CCI spoke to Sergio Guzmán, an experienced political risk analyst based in Bogotá, to further understand the most relevant social and security risk areas in the country.
Some of these groups may hold affiliations with national organized-crime networks such as the Clan del Golfo, “but the same is true of the gangs extorting regular businesses”, the analyst says.
This threat of national groups could increase should they adopt a strategy of diverting high-quality medicinal product to the recreational market, or if businesses are forced to deal in large sums of cash due to banking limitations (as is the case in the U.S.), Isaacson warns. Either of these would mean the industry quickly becomes more attractive to larger, national groups.
BE PREPARED: To minimize the threat of criminal groups the government has established formal security requirements for the sector. But whilst several military intelligence experts told CCI the requirements are more than adequate, many operating within the industry remain unconvinced.
Various business have opted to purchase greenhouses guarded by the latest security technology or at least covered cultivation sites as opposed to cheaper open- field cultivation sites. “No amount of security personnel is enough to protect an open field” a lawyer told CCI. It is also becoming quickly apparent that the preferred locations for cultivations sites are within an hour of airports to minimize security risks in transit (SEE MAP). Some firms are reportedly considering utilizing helicopters to transport product, a costly compromise that is out of the reach of small businesses.“One of the things I have been repeating for years is that it’s very difficult to put a blanket rating on Colombia”, says Guzman. “All politics is local and all criminal activity is also local”.

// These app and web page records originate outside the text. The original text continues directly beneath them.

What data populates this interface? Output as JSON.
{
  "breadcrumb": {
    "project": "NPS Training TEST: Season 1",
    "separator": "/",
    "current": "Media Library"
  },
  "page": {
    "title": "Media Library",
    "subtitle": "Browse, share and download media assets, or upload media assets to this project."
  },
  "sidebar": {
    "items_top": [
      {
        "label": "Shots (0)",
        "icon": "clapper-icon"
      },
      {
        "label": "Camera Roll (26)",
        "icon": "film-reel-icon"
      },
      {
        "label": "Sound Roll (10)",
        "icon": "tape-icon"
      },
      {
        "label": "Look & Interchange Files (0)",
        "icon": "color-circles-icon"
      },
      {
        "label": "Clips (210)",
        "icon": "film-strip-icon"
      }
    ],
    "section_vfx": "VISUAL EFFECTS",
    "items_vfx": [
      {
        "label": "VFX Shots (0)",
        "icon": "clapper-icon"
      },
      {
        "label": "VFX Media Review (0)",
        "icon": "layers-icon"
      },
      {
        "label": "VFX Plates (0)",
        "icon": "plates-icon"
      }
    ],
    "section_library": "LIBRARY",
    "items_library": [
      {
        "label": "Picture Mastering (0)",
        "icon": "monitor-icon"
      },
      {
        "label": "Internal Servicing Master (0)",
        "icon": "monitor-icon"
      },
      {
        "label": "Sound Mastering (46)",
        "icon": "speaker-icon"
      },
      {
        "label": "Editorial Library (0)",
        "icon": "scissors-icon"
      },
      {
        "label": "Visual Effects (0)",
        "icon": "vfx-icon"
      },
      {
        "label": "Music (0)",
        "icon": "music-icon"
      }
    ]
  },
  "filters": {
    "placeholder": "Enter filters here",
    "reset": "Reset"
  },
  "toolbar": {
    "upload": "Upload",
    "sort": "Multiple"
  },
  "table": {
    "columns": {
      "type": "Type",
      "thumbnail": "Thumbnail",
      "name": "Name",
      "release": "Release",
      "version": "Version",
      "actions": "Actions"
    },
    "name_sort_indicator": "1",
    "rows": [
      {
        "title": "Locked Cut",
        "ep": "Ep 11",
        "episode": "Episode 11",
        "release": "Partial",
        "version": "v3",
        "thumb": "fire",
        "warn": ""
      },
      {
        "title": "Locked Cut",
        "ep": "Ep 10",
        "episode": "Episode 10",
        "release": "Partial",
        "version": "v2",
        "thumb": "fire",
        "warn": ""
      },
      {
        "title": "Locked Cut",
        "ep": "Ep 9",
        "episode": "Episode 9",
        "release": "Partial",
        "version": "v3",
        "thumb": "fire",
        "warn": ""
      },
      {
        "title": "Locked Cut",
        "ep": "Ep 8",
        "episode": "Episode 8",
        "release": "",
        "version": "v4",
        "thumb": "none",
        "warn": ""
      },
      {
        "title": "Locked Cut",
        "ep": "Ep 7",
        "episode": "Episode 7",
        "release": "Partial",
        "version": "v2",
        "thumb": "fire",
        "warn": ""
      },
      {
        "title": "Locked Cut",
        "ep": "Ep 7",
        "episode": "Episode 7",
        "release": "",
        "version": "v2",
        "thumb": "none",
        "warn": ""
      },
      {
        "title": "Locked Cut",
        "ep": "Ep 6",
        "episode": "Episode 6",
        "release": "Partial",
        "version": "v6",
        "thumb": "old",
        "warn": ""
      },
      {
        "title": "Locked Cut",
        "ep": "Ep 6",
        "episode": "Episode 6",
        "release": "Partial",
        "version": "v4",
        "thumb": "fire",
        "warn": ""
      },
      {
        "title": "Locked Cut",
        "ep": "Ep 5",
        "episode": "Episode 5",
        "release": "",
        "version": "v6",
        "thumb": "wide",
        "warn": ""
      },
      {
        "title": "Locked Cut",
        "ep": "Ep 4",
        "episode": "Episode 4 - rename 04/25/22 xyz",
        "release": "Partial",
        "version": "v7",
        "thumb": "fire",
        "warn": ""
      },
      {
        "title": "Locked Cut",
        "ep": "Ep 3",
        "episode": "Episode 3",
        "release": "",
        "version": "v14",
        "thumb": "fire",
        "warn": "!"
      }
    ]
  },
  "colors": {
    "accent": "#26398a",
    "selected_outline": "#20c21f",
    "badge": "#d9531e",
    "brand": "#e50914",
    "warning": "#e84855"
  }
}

In Cauca, for example, as well the presence of various armed groups, there are many recreational drug plantations who may see legal cultivations as a form of competition that endangers them. Although it offers great cultivation possibilities, “in Cauca everything is a risk”, advises Guzman.
Thus businesses should extensively evaluate the threats in the areas they propose to operate - principally criminal groups, transportation options, local community relations and illegal drug cultivation. While some areas offer great advantages, these advantages could be outweighed by security issues. Investors should be equally vigilant when laying their money on the line.
“I would look where the licenses or project is based”, adds Guzman. “Secondly, look for the papers. Do they have policy, do they have insurance, do they have good relationships with the communities where they operate, and what are their relationships with authorities?”